▼▼▼

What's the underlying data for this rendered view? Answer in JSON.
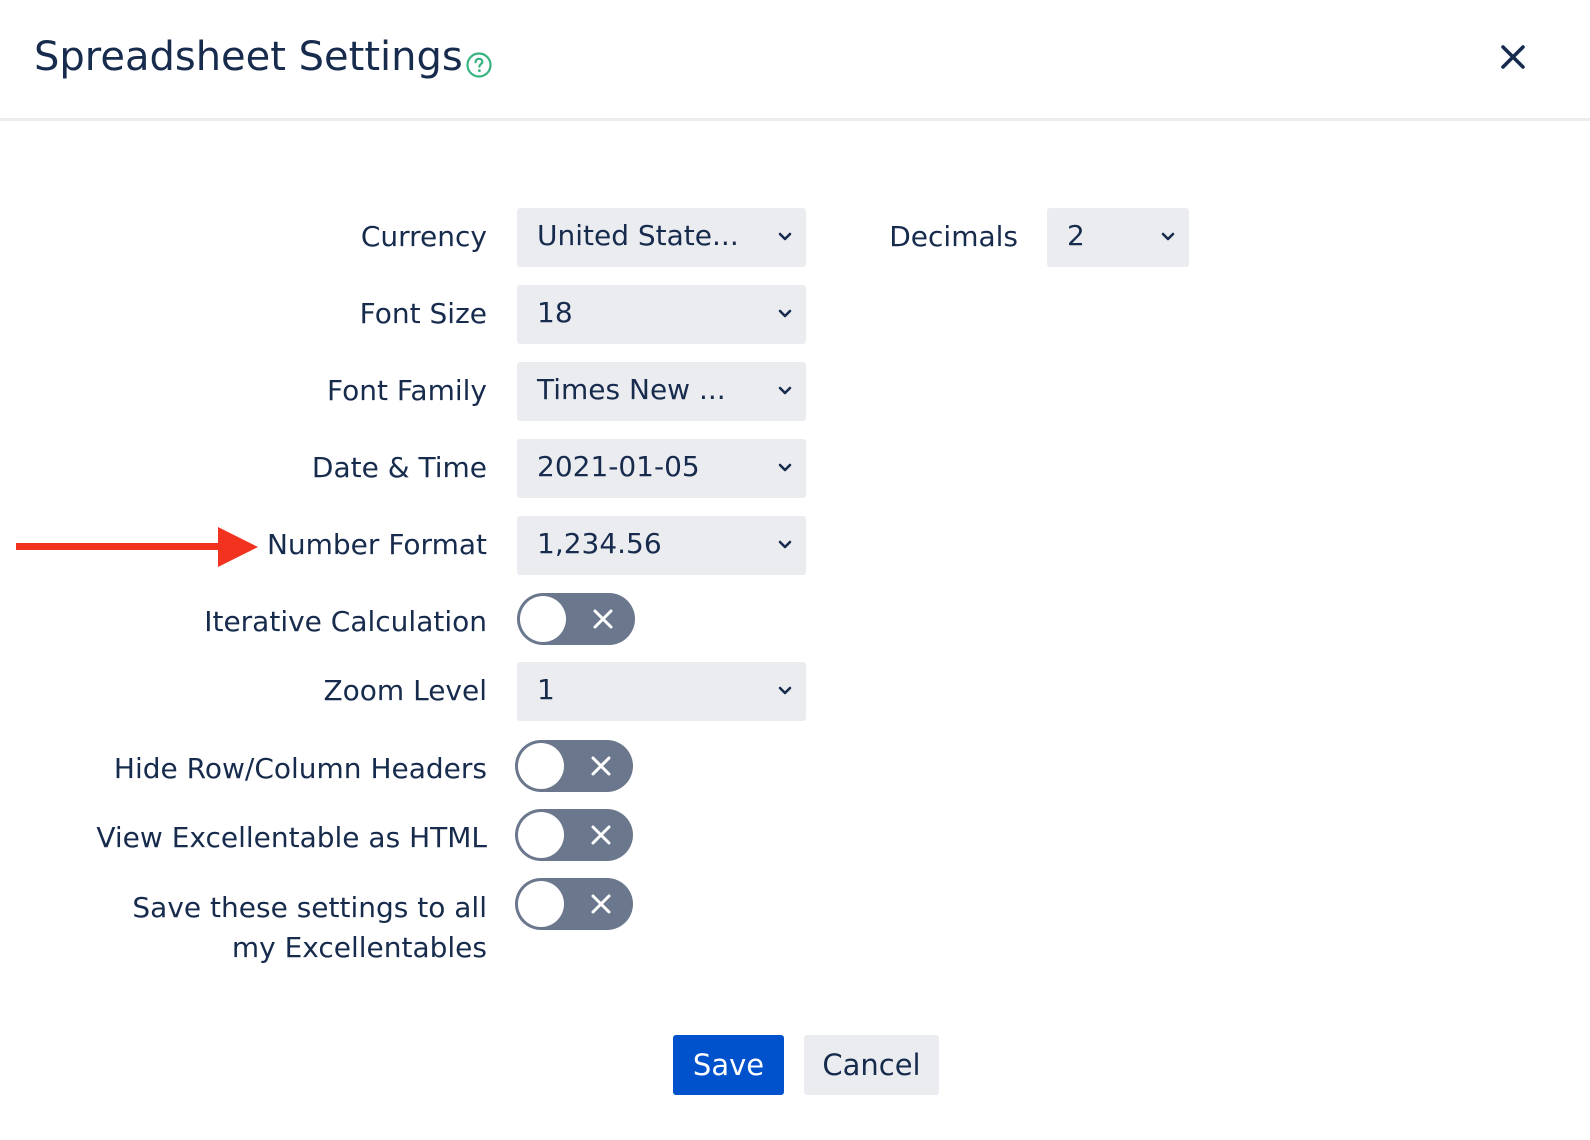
{
  "dialog": {
    "title": "Spreadsheet Settings",
    "help_icon": "question-circle-icon",
    "close_icon": "close-icon"
  },
  "settings": {
    "currency": {
      "label": "Currency",
      "value": "United State..."
    },
    "decimals": {
      "label": "Decimals",
      "value": "2"
    },
    "font_size": {
      "label": "Font Size",
      "value": "18"
    },
    "font_family": {
      "label": "Font Family",
      "value": "Times New ..."
    },
    "date_time": {
      "label": "Date & Time",
      "value": "2021-01-05"
    },
    "number_format": {
      "label": "Number Format",
      "value": "1,234.56"
    },
    "iterative_calculation": {
      "label": "Iterative Calculation",
      "enabled": false
    },
    "zoom_level": {
      "label": "Zoom Level",
      "value": "1"
    },
    "hide_headers": {
      "label": "Hide Row/Column Headers",
      "enabled": false
    },
    "view_as_html": {
      "label": "View Excellentable as HTML",
      "enabled": false
    },
    "save_to_all": {
      "label_line1": "Save these settings to all",
      "label_line2": "my Excellentables",
      "enabled": false
    }
  },
  "annotation": {
    "arrow_color": "#f0321e",
    "arrow_icon": "right-arrow-icon"
  },
  "buttons": {
    "save": "Save",
    "cancel": "Cancel"
  },
  "colors": {
    "primary": "#0052cc",
    "text": "#172b4d",
    "field_bg": "#ebecf0",
    "toggle_off": "#6b778c",
    "help": "#36b37e"
  }
}
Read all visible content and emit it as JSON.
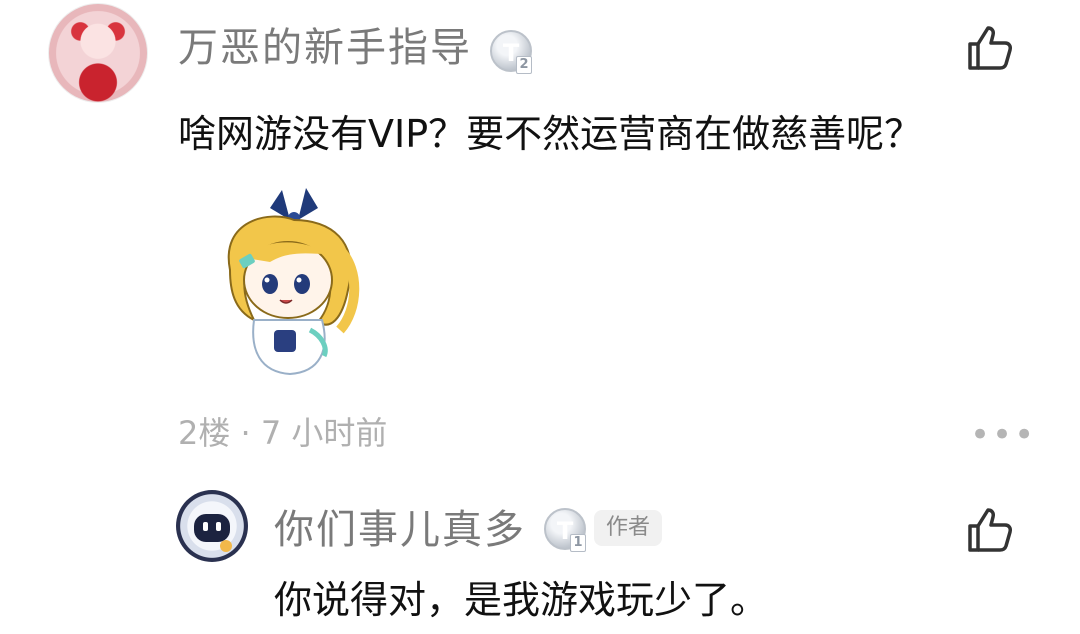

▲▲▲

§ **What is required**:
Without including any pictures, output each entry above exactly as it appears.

§ **Response**:
What's the underlying data for this rendered view? Answer in JSON.
{
  "dialog": {
    "title": "Spreadsheet Settings",
    "help_icon": "question-circle-icon",
    "close_icon": "close-icon"
  },
  "settings": {
    "currency": {
      "label": "Currency",
      "value": "United State..."
    },
    "decimals": {
      "label": "Decimals",
      "value": "2"
    },
    "font_size": {
      "label": "Font Size",
      "value": "18"
    },
    "font_family": {
      "label": "Font Family",
      "value": "Times New ..."
    },
    "date_time": {
      "label": "Date & Time",
      "value": "2021-01-05"
    },
    "number_format": {
      "label": "Number Format",
      "value": "1,234.56"
    },
    "iterative_calculation": {
      "label": "Iterative Calculation",
      "enabled": false
    },
    "zoom_level": {
      "label": "Zoom Level",
      "value": "1"
    },
    "hide_headers": {
      "label": "Hide Row/Column Headers",
      "enabled": false
    },
    "view_as_html": {
      "label": "View Excellentable as HTML",
      "enabled": false
    },
    "save_to_all": {
      "label_line1": "Save these settings to all",
      "label_line2": "my Excellentables",
      "enabled": false
    }
  },
  "annotation": {
    "arrow_color": "#f0321e",
    "arrow_icon": "right-arrow-icon"
  },
  "buttons": {
    "save": "Save",
    "cancel": "Cancel"
  },
  "colors": {
    "primary": "#0052cc",
    "text": "#172b4d",
    "field_bg": "#ebecf0",
    "toggle_off": "#6b778c",
    "help": "#36b37e"
  }
}
Read all visible content and emit it as JSON.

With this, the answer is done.